PENDER COUNTY, NC (WWAY) — A judge in Pender County is going to allow testimony from a former witness that was killed before trial for a 2012 murder.
Nashid Porter is charged with the 2012 murder of Brian Grant. He is representing himself in this trial.
Before trial begins, the state is filing a motion to use testimony from Obediah Hester. He was killed before trial started. Porter is also charged with his death. The state also wants to tell jurors about Hester’s death in Grant’s trial.
Today, a judge heard arguments on that testimony from both sides to determine if it is admissible.
First, Nashid Porter said he never looked at Obediah Hester’s testimony in court. He said the jury never heard it. Porter says Hester’s testimony is irrelevant to this case. He said the grand jury did not see this evidence. Porter said Hester’s testimony was never brought under oath. Porter also said the state is trying to confuse the jury.
District Attorney Ben David said the testimony from WPD recording Hester’s testimony has been submitted to the court prior to this. David said Hester has testimony about what happened the night before Brian Grant’s murder and the day of after the murder. David said his testimony is relevant because it shows premeditation. David says this testimony is not unfairly prejudicial.
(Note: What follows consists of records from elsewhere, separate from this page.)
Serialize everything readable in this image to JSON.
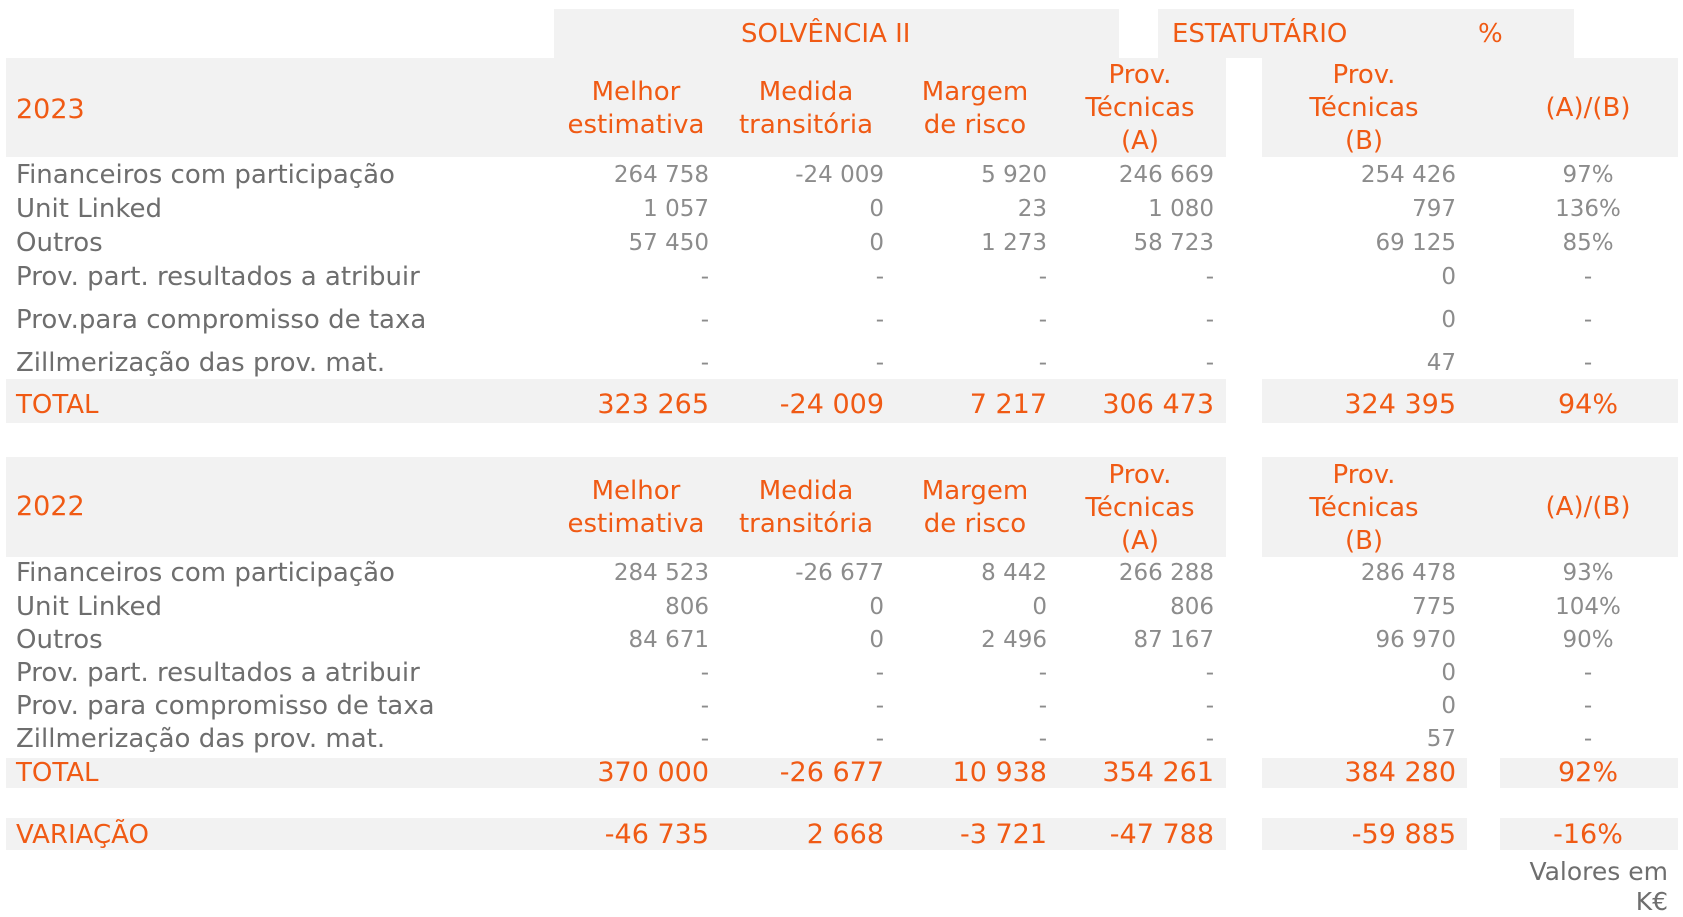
{
  "header": {
    "solvencia": "SOLVÊNCIA II",
    "estatutario": "ESTATUTÁRIO",
    "percent": "%"
  },
  "columns": {
    "melhor": [
      "Melhor",
      "estimativa"
    ],
    "medida": [
      "Medida",
      "transitória"
    ],
    "margem": [
      "Margem",
      "de risco"
    ],
    "provA": [
      "Prov.",
      "Técnicas",
      "(A)"
    ],
    "provB": [
      "Prov.",
      "Técnicas",
      "(B)"
    ],
    "ratio": "(A)/(B)"
  },
  "sections": [
    {
      "year": "2023",
      "rows": [
        {
          "label": "Financeiros com participação",
          "values": [
            "264 758",
            "-24 009",
            "5 920",
            "246 669",
            "254 426",
            "97%"
          ]
        },
        {
          "label": "Unit Linked",
          "values": [
            "1 057",
            "0",
            "23",
            "1 080",
            "797",
            "136%"
          ]
        },
        {
          "label": "Outros",
          "values": [
            "57 450",
            "0",
            "1 273",
            "58 723",
            "69 125",
            "85%"
          ]
        },
        {
          "label": "Prov. part. resultados a atribuir",
          "values": [
            "-",
            "-",
            "-",
            "-",
            "0",
            "-"
          ]
        },
        {
          "label": "Prov.para compromisso de taxa",
          "values": [
            "-",
            "-",
            "-",
            "-",
            "0",
            "-"
          ]
        },
        {
          "label": "Zillmerização das prov. mat.",
          "values": [
            "-",
            "-",
            "-",
            "-",
            "47",
            "-"
          ]
        }
      ],
      "total": {
        "label": "TOTAL",
        "values": [
          "323 265",
          "-24 009",
          "7 217",
          "306 473",
          "324 395",
          "94%"
        ]
      }
    },
    {
      "year": "2022",
      "rows": [
        {
          "label": "Financeiros com participação",
          "values": [
            "284 523",
            "-26 677",
            "8 442",
            "266 288",
            "286 478",
            "93%"
          ]
        },
        {
          "label": "Unit Linked",
          "values": [
            "806",
            "0",
            "0",
            "806",
            "775",
            "104%"
          ]
        },
        {
          "label": "Outros",
          "values": [
            "84 671",
            "0",
            "2 496",
            "87 167",
            "96 970",
            "90%"
          ]
        },
        {
          "label": "Prov. part. resultados a atribuir",
          "values": [
            "-",
            "-",
            "-",
            "-",
            "0",
            "-"
          ]
        },
        {
          "label": "Prov. para compromisso de taxa",
          "values": [
            "-",
            "-",
            "-",
            "-",
            "0",
            "-"
          ]
        },
        {
          "label": "Zillmerização das prov. mat.",
          "values": [
            "-",
            "-",
            "-",
            "-",
            "57",
            "-"
          ]
        }
      ],
      "total": {
        "label": "TOTAL",
        "values": [
          "370 000",
          "-26 677",
          "10 938",
          "354 261",
          "384 280",
          "92%"
        ]
      }
    }
  ],
  "variacao": {
    "label": "VARIAÇÃO",
    "values": [
      "-46 735",
      "2 668",
      "-3 721",
      "-47 788",
      "-59 885",
      "-16%"
    ]
  },
  "footnote": [
    "Valores em",
    "K€"
  ]
}
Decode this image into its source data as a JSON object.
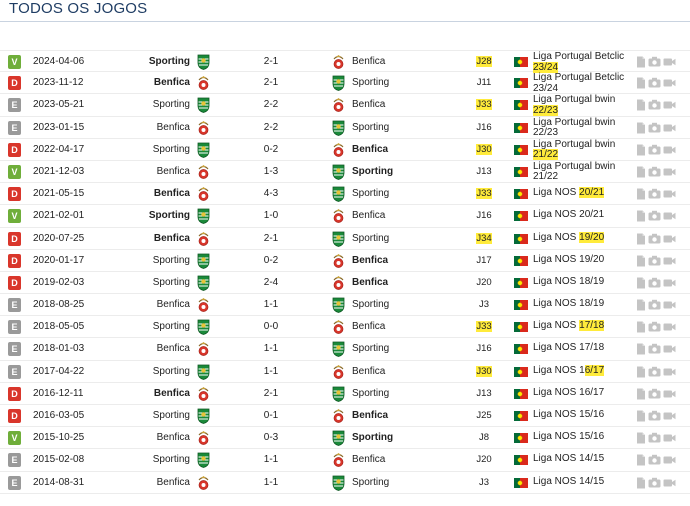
{
  "header": {
    "title": "TODOS OS JOGOS"
  },
  "colors": {
    "V": "#6fae3a",
    "D": "#d9362b",
    "E": "#9a9a9a",
    "highlight": "#ffeb3b"
  },
  "icons": [
    "document-icon",
    "camera-icon",
    "video-icon"
  ],
  "matches": [
    {
      "result": "V",
      "date": "2024-04-06",
      "home": "Sporting",
      "home_bold": true,
      "score": "2-1",
      "away": "Benfica",
      "away_bold": false,
      "round": "J28",
      "round_hl": true,
      "comp_a": "Liga Portugal Betclic ",
      "comp_b": "23/24",
      "comp_b_hl": true,
      "two_line": true
    },
    {
      "result": "D",
      "date": "2023-11-12",
      "home": "Benfica",
      "home_bold": true,
      "score": "2-1",
      "away": "Sporting",
      "away_bold": false,
      "round": "J11",
      "round_hl": false,
      "comp_a": "Liga Portugal Betclic 23/24",
      "comp_b": "",
      "comp_b_hl": false,
      "two_line": true
    },
    {
      "result": "E",
      "date": "2023-05-21",
      "home": "Sporting",
      "home_bold": false,
      "score": "2-2",
      "away": "Benfica",
      "away_bold": false,
      "round": "J33",
      "round_hl": true,
      "comp_a": "Liga Portugal bwin ",
      "comp_b": "22/23",
      "comp_b_hl": true,
      "two_line": true
    },
    {
      "result": "E",
      "date": "2023-01-15",
      "home": "Benfica",
      "home_bold": false,
      "score": "2-2",
      "away": "Sporting",
      "away_bold": false,
      "round": "J16",
      "round_hl": false,
      "comp_a": "Liga Portugal bwin 22/23",
      "comp_b": "",
      "comp_b_hl": false,
      "two_line": true
    },
    {
      "result": "D",
      "date": "2022-04-17",
      "home": "Sporting",
      "home_bold": false,
      "score": "0-2",
      "away": "Benfica",
      "away_bold": true,
      "round": "J30",
      "round_hl": true,
      "comp_a": "Liga Portugal bwin ",
      "comp_b": "21/22",
      "comp_b_hl": true,
      "two_line": true
    },
    {
      "result": "V",
      "date": "2021-12-03",
      "home": "Benfica",
      "home_bold": false,
      "score": "1-3",
      "away": "Sporting",
      "away_bold": true,
      "round": "J13",
      "round_hl": false,
      "comp_a": "Liga Portugal bwin 21/22",
      "comp_b": "",
      "comp_b_hl": false,
      "two_line": true
    },
    {
      "result": "D",
      "date": "2021-05-15",
      "home": "Benfica",
      "home_bold": true,
      "score": "4-3",
      "away": "Sporting",
      "away_bold": false,
      "round": "J33",
      "round_hl": true,
      "comp_a": "Liga NOS ",
      "comp_b": "20/21",
      "comp_b_hl": true,
      "two_line": false
    },
    {
      "result": "V",
      "date": "2021-02-01",
      "home": "Sporting",
      "home_bold": true,
      "score": "1-0",
      "away": "Benfica",
      "away_bold": false,
      "round": "J16",
      "round_hl": false,
      "comp_a": "Liga NOS 20/21",
      "comp_b": "",
      "comp_b_hl": false,
      "two_line": false
    },
    {
      "result": "D",
      "date": "2020-07-25",
      "home": "Benfica",
      "home_bold": true,
      "score": "2-1",
      "away": "Sporting",
      "away_bold": false,
      "round": "J34",
      "round_hl": true,
      "comp_a": "Liga NOS ",
      "comp_b": "19/20",
      "comp_b_hl": true,
      "two_line": false
    },
    {
      "result": "D",
      "date": "2020-01-17",
      "home": "Sporting",
      "home_bold": false,
      "score": "0-2",
      "away": "Benfica",
      "away_bold": true,
      "round": "J17",
      "round_hl": false,
      "comp_a": "Liga NOS 19/20",
      "comp_b": "",
      "comp_b_hl": false,
      "two_line": false
    },
    {
      "result": "D",
      "date": "2019-02-03",
      "home": "Sporting",
      "home_bold": false,
      "score": "2-4",
      "away": "Benfica",
      "away_bold": true,
      "round": "J20",
      "round_hl": false,
      "comp_a": "Liga NOS 18/19",
      "comp_b": "",
      "comp_b_hl": false,
      "two_line": false
    },
    {
      "result": "E",
      "date": "2018-08-25",
      "home": "Benfica",
      "home_bold": false,
      "score": "1-1",
      "away": "Sporting",
      "away_bold": false,
      "round": "J3",
      "round_hl": false,
      "comp_a": "Liga NOS 18/19",
      "comp_b": "",
      "comp_b_hl": false,
      "two_line": false
    },
    {
      "result": "E",
      "date": "2018-05-05",
      "home": "Sporting",
      "home_bold": false,
      "score": "0-0",
      "away": "Benfica",
      "away_bold": false,
      "round": "J33",
      "round_hl": true,
      "comp_a": "Liga NOS ",
      "comp_b": "17/18",
      "comp_b_hl": true,
      "two_line": false
    },
    {
      "result": "E",
      "date": "2018-01-03",
      "home": "Benfica",
      "home_bold": false,
      "score": "1-1",
      "away": "Sporting",
      "away_bold": false,
      "round": "J16",
      "round_hl": false,
      "comp_a": "Liga NOS 17/18",
      "comp_b": "",
      "comp_b_hl": false,
      "two_line": false
    },
    {
      "result": "E",
      "date": "2017-04-22",
      "home": "Sporting",
      "home_bold": false,
      "score": "1-1",
      "away": "Benfica",
      "away_bold": false,
      "round": "J30",
      "round_hl": true,
      "comp_a": "Liga NOS 1",
      "comp_b": "6/17",
      "comp_b_hl": true,
      "two_line": false
    },
    {
      "result": "D",
      "date": "2016-12-11",
      "home": "Benfica",
      "home_bold": true,
      "score": "2-1",
      "away": "Sporting",
      "away_bold": false,
      "round": "J13",
      "round_hl": false,
      "comp_a": "Liga NOS 16/17",
      "comp_b": "",
      "comp_b_hl": false,
      "two_line": false
    },
    {
      "result": "D",
      "date": "2016-03-05",
      "home": "Sporting",
      "home_bold": false,
      "score": "0-1",
      "away": "Benfica",
      "away_bold": true,
      "round": "J25",
      "round_hl": false,
      "comp_a": "Liga NOS 15/16",
      "comp_b": "",
      "comp_b_hl": false,
      "two_line": false
    },
    {
      "result": "V",
      "date": "2015-10-25",
      "home": "Benfica",
      "home_bold": false,
      "score": "0-3",
      "away": "Sporting",
      "away_bold": true,
      "round": "J8",
      "round_hl": false,
      "comp_a": "Liga NOS 15/16",
      "comp_b": "",
      "comp_b_hl": false,
      "two_line": false
    },
    {
      "result": "E",
      "date": "2015-02-08",
      "home": "Sporting",
      "home_bold": false,
      "score": "1-1",
      "away": "Benfica",
      "away_bold": false,
      "round": "J20",
      "round_hl": false,
      "comp_a": "Liga NOS 14/15",
      "comp_b": "",
      "comp_b_hl": false,
      "two_line": false
    },
    {
      "result": "E",
      "date": "2014-08-31",
      "home": "Benfica",
      "home_bold": false,
      "score": "1-1",
      "away": "Sporting",
      "away_bold": false,
      "round": "J3",
      "round_hl": false,
      "comp_a": "Liga NOS 14/15",
      "comp_b": "",
      "comp_b_hl": false,
      "two_line": false
    }
  ]
}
“David is trying to use all these theories to defy my character in front of all these media,” Porter said. “They searched my house, my back yard, 14 acres. They didn’t find any firearms.”
David said Porter’s attorney was given a copy of Hester’s interview tape after Hester’s first interview and his second interview. David said Porter was not being genuine when he said he has no knowledge of Hester’s testimony. David said Porter was given the tape on September 26, 2012 of Hester’s first interview. David said Hester’s Feb. 20, 2014 re-interview was given to Porter on Feb. 24, 2014.
“Well, Hester didn’t go in front of the grand jury,” Porter said.
Porter continued interrupting the judge and the state several times throughout the hearing.
The judge said he is going to allow the motion from the state to introduce the relevant statements from Hester. The judge said the evidence in regards to Hester’s death will also be allowed with limited purposes to show identity. The judge said it shows guilt and why Patrick Bragg came forward at a later date.
The state called a United States Attorney to address the court before the day ended. Nashid Porter filed a motion earlier in the trial about Habeous Corpus, because he said officials did not track him down legally. The Attorney explained to the court that one of the marshals would be testifying in court. Under Touhy regulations, a federal employee does not have to testify about certain things. That employee must get authorization from their agency to even testify in court.
The attorney said the U.S. marshal can testify about searching Porter’s house and property, but he is not allowed to testify about investigative techniques, GPS, or tracking.
Opening statements will begin Tuesday at 9:00 a.m.